My post college life was a vision of movement. I moved back home for a couple months, then moved to my first job. I wrote press releases and was an assistant lacrosse coach at my alma mater. And while I was in familiar environs, it was different. I had a job. I was moving. When I moved back to start my job, everything material that was important to me fit into my 1980 Ford Pinto. A big duffle bag. A big stereo. A bike. And when I left there two years later to return home to Boston, everything near to me still fit into that car. Miraculously, the car still worked. I was 23, and I haven’t forgotten the wistful feeling of driving north on route 95, all my possessions in my hatchback, a good tape in the player, eyes open to possibility.
When my son went off to college last fall I made a promise to myself that I’d get moving again. A major life change had jolted my world and I just couldn’t envision staying much longer in my house in the woods. I knew I needed to move, and once I made the decision to move—actually, once I got moving—good things followed in my life.
It’s like that in life, good things can’t follow until you get moving. Nothing follows a person standing still. And you have to trust your gut and just run with it.
Moving out of a house I lived in with my late wife was difficult.
It was physically and mentally challenging. In the end it was liberating. At one point in the process, I put an eight-foot folding table at the bottom of my driveway. For a few days I made a morning ritual of putting things on it that I knew I didn’t want to keep but thought someone may like. Colorful little vases, kitchen utensils, old lacrosse sticks, stuff like that.

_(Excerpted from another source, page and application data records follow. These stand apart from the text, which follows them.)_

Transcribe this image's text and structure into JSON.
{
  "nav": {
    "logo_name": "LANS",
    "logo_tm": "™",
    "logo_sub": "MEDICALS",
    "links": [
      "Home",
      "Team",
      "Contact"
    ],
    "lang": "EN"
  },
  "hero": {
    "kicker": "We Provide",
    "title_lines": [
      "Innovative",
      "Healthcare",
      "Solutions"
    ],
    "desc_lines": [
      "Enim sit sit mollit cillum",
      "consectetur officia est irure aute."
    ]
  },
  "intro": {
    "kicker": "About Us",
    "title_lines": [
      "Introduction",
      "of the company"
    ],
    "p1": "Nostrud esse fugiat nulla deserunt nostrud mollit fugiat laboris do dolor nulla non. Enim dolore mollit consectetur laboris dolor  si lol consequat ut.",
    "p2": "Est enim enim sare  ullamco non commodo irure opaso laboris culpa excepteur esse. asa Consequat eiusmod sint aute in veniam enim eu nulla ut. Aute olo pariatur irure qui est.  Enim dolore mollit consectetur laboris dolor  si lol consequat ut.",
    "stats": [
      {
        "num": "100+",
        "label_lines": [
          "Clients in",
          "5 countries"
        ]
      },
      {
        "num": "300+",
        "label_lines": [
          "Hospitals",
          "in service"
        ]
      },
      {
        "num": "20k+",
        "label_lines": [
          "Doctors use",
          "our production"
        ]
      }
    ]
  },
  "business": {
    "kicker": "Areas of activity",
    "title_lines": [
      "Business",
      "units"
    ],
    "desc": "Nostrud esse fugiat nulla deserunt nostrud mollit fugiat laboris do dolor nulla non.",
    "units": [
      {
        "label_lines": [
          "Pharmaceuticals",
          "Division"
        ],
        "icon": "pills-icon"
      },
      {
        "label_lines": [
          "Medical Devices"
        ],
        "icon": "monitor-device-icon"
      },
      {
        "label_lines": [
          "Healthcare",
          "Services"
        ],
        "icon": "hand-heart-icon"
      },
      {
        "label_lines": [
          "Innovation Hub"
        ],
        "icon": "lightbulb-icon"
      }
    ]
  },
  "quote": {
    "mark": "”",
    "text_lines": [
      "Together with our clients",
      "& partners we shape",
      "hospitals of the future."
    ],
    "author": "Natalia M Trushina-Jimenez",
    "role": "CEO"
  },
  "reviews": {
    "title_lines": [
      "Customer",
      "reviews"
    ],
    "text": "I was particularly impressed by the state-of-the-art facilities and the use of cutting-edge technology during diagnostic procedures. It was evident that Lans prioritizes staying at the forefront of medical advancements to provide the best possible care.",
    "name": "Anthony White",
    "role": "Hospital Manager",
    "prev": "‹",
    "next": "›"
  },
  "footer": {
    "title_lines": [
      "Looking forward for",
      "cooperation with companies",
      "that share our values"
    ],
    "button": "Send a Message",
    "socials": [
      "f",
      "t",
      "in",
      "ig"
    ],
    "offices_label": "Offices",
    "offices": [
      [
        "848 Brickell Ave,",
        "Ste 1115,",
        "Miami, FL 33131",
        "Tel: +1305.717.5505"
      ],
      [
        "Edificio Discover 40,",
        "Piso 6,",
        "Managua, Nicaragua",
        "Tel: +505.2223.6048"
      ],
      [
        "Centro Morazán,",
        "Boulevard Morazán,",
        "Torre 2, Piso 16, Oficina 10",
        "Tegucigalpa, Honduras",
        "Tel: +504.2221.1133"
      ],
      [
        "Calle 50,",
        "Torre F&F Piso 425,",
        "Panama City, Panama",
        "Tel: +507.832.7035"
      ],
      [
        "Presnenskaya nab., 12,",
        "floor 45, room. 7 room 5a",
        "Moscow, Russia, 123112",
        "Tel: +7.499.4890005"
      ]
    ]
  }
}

I painted “Free” on the back of the plywood sign that our builder made 12 years earlier and that on the flip side had an architectural drawing of our home and the title “Bidstrup Residence.”
Everything I put on the table was taken away to a new home. Everything. I’m glad about that. I went away for a long weekend and discovered that they took the table away too. All that was left was the “Free” sign.
It hit me then. I was free.
“The woods are lovely, dark and deep. But I have promises to keep. And miles to go before I sleep. And miles to go before I sleep.” ~ Robert Frost
Moving is part of our being. It’s healthy.
Think about it—to stay in good physical shape we need to move. How nice it is to walk through the woods or along the shoreline. As we move, our perspective shifts—literally and figuratively. A new vantage point leads to new insight and discovery. Players move on a field of play in order to open up angles for passing and shooting. The natural world is full of movement, especially as seasons change.
As I write this I’m on the Maine coast. The sunsets are coming a little earlier now. It’s late August. The water feels cooler, and I’m wearing my sweatshirt more often now. Birds are moving. Boats too. Heading south ahead of the raw weather that will come as surely as the harvest moon that will rise in a month.
I chatted with a friend on a ferry boat yesterday. We talked about moving. He’d moved 16 times in 22 years. He was smiling and had a twinkle in his eye as he was getting ready to move again.
As I enter a new life chapter, I expect it to remain full of movement. I’m looking forward to the movement and new vistas that will enter my field of view. I can’t anticipate what they will look like. I expect though that with movement, new vantage points will offer me heretofore hidden insights. Insights into life’s mystery, and the places and people that I will share my time with. As I accelerate, distinct shapes give way to the blur of my peripheral vision. My car of choice is still an old one—’93 Land Cruiser. I’ve got a few great playlists on the iPod, and my eyes are open to possibility. Moving, happily. Are you?
“Every new beginning comes from some other beginning’s end.” ~ Semi-Sonic, “Closing Time”
Author: Pete Bidstrup
Image: Author’s Own, zenjazzygeek/Flickr
Editor: Catherine Monkman